Would you write out all of the entries below, exactly as they stand?
SUPPLIED RECORDS Block Start
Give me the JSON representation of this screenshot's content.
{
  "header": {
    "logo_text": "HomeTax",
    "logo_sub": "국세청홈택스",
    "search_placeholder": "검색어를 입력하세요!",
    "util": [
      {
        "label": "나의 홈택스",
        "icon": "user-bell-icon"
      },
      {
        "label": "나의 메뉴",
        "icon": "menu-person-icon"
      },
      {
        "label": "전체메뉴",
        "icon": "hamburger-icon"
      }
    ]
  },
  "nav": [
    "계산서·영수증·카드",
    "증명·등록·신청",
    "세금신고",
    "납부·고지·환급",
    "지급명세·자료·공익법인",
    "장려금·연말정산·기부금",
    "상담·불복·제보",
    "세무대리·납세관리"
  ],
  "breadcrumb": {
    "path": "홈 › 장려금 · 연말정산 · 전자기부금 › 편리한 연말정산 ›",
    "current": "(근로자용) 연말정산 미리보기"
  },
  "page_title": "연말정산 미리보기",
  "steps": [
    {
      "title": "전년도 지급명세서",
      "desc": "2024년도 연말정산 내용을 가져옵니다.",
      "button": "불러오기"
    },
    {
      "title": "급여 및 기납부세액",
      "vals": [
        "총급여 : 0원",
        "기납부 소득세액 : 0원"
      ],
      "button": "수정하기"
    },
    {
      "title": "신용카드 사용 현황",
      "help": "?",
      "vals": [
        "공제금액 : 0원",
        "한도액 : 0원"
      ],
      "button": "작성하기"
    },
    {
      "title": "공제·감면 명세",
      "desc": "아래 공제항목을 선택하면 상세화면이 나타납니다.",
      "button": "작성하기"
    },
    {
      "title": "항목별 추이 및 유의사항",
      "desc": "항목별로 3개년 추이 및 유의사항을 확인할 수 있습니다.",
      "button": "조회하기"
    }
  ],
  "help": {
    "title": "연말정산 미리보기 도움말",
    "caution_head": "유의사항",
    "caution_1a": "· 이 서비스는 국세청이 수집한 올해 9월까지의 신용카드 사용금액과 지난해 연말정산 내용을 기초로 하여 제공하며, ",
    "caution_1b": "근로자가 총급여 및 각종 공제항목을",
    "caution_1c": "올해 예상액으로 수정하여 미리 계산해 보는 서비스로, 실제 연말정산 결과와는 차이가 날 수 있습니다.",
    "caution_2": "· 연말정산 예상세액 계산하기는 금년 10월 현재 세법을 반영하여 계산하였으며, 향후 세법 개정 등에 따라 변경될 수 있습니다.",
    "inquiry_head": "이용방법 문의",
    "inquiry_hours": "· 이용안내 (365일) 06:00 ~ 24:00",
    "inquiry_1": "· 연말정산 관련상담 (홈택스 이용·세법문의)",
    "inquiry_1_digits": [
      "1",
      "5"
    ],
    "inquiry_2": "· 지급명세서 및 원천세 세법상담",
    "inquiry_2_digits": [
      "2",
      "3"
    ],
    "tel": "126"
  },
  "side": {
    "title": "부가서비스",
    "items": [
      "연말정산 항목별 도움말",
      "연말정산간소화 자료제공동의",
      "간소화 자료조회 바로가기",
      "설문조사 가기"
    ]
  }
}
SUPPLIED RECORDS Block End
TASK RESPONSE:
Give me the JSON representation of this screenshot's content.
{
  "header": {
    "logo_text": "HomeTax",
    "logo_sub": "국세청홈택스",
    "search_placeholder": "검색어를 입력하세요!",
    "util": [
      {
        "label": "나의 홈택스",
        "icon": "user-bell-icon"
      },
      {
        "label": "나의 메뉴",
        "icon": "menu-person-icon"
      },
      {
        "label": "전체메뉴",
        "icon": "hamburger-icon"
      }
    ]
  },
  "nav": [
    "계산서·영수증·카드",
    "증명·등록·신청",
    "세금신고",
    "납부·고지·환급",
    "지급명세·자료·공익법인",
    "장려금·연말정산·기부금",
    "상담·불복·제보",
    "세무대리·납세관리"
  ],
  "breadcrumb": {
    "path": "홈 › 장려금 · 연말정산 · 전자기부금 › 편리한 연말정산 ›",
    "current": "(근로자용) 연말정산 미리보기"
  },
  "page_title": "연말정산 미리보기",
  "steps": [
    {
      "title": "전년도 지급명세서",
      "desc": "2024년도 연말정산 내용을 가져옵니다.",
      "button": "불러오기"
    },
    {
      "title": "급여 및 기납부세액",
      "vals": [
        "총급여 : 0원",
        "기납부 소득세액 : 0원"
      ],
      "button": "수정하기"
    },
    {
      "title": "신용카드 사용 현황",
      "help": "?",
      "vals": [
        "공제금액 : 0원",
        "한도액 : 0원"
      ],
      "button": "작성하기"
    },
    {
      "title": "공제·감면 명세",
      "desc": "아래 공제항목을 선택하면 상세화면이 나타납니다.",
      "button": "작성하기"
    },
    {
      "title": "항목별 추이 및 유의사항",
      "desc": "항목별로 3개년 추이 및 유의사항을 확인할 수 있습니다.",
      "button": "조회하기"
    }
  ],
  "help": {
    "title": "연말정산 미리보기 도움말",
    "caution_head": "유의사항",
    "caution_1a": "· 이 서비스는 국세청이 수집한 올해 9월까지의 신용카드 사용금액과 지난해 연말정산 내용을 기초로 하여 제공하며, ",
    "caution_1b": "근로자가 총급여 및 각종 공제항목을",
    "caution_1c": "올해 예상액으로 수정하여 미리 계산해 보는 서비스로, 실제 연말정산 결과와는 차이가 날 수 있습니다.",
    "caution_2": "· 연말정산 예상세액 계산하기는 금년 10월 현재 세법을 반영하여 계산하였으며, 향후 세법 개정 등에 따라 변경될 수 있습니다.",
    "inquiry_head": "이용방법 문의",
    "inquiry_hours": "· 이용안내 (365일) 06:00 ~ 24:00",
    "inquiry_1": "· 연말정산 관련상담 (홈택스 이용·세법문의)",
    "inquiry_1_digits": [
      "1",
      "5"
    ],
    "inquiry_2": "· 지급명세서 및 원천세 세법상담",
    "inquiry_2_digits": [
      "2",
      "3"
    ],
    "tel": "126"
  },
  "side": {
    "title": "부가서비스",
    "items": [
      "연말정산 항목별 도움말",
      "연말정산간소화 자료제공동의",
      "간소화 자료조회 바로가기",
      "설문조사 가기"
    ]
  }
}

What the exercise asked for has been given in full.